By identifying a political refugee from Turkey in each country which part of the initial treatise concerning the guest workers from Turkey (under which pretext they emigrated) narratives of what I call ‘the Nameless Hero’ will come to the fore. Those who had to leave Turkey because of political reasons, silenced in their own country, acquire a voice in this project. Mostly unheard of within the popular discussion concerning The First Turk Immigrant, these Nameless He- roes kept struggling for their beliefs and, step by step, paved the path towards change.

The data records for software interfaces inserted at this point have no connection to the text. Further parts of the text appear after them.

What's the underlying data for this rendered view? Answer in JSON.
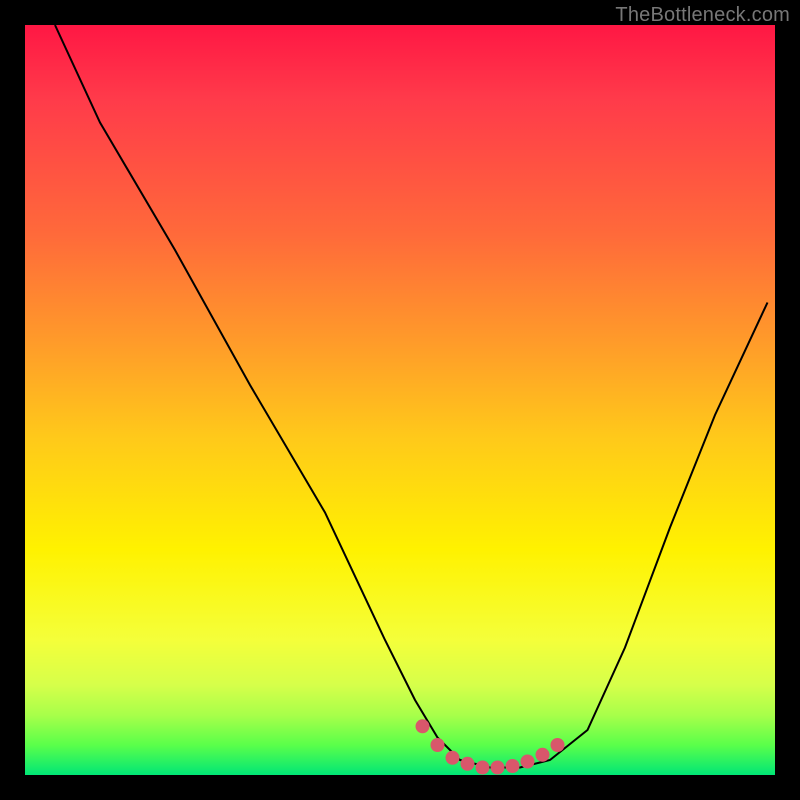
{
  "watermark": "TheBottleneck.com",
  "chart_data": {
    "type": "line",
    "title": "",
    "xlabel": "",
    "ylabel": "",
    "xlim": [
      0,
      100
    ],
    "ylim": [
      0,
      100
    ],
    "series": [
      {
        "name": "bottleneck-curve",
        "x": [
          4,
          10,
          20,
          30,
          40,
          48,
          52,
          55,
          58,
          62,
          66,
          70,
          75,
          80,
          86,
          92,
          99
        ],
        "y": [
          100,
          87,
          70,
          52,
          35,
          18,
          10,
          5,
          2,
          1,
          1,
          2,
          6,
          17,
          33,
          48,
          63
        ]
      }
    ],
    "marker_cluster": {
      "name": "optimal-zone-dots",
      "color": "#d9576b",
      "points": [
        [
          53,
          6.5
        ],
        [
          55,
          4.0
        ],
        [
          57,
          2.3
        ],
        [
          59,
          1.5
        ],
        [
          61,
          1.0
        ],
        [
          63,
          1.0
        ],
        [
          65,
          1.2
        ],
        [
          67,
          1.8
        ],
        [
          69,
          2.7
        ],
        [
          71,
          4.0
        ]
      ]
    },
    "gradient_stops": [
      {
        "pos": 0.0,
        "color": "#ff1744"
      },
      {
        "pos": 0.55,
        "color": "#ffc91a"
      },
      {
        "pos": 0.82,
        "color": "#f4ff3a"
      },
      {
        "pos": 1.0,
        "color": "#00e676"
      }
    ]
  }
}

Chapter IV is interested to develop different types of presentations by using the language of the busts which could hint to the past and yet insert an ambiguity both in the historical narrative as in the language of the monument. Thereby I envision to pair the busts of these selected figures (Chapter I) which are mount- ed on a trailer car, as a kind of “mobile monument” as well as a tribute to these unsung heroes in public space.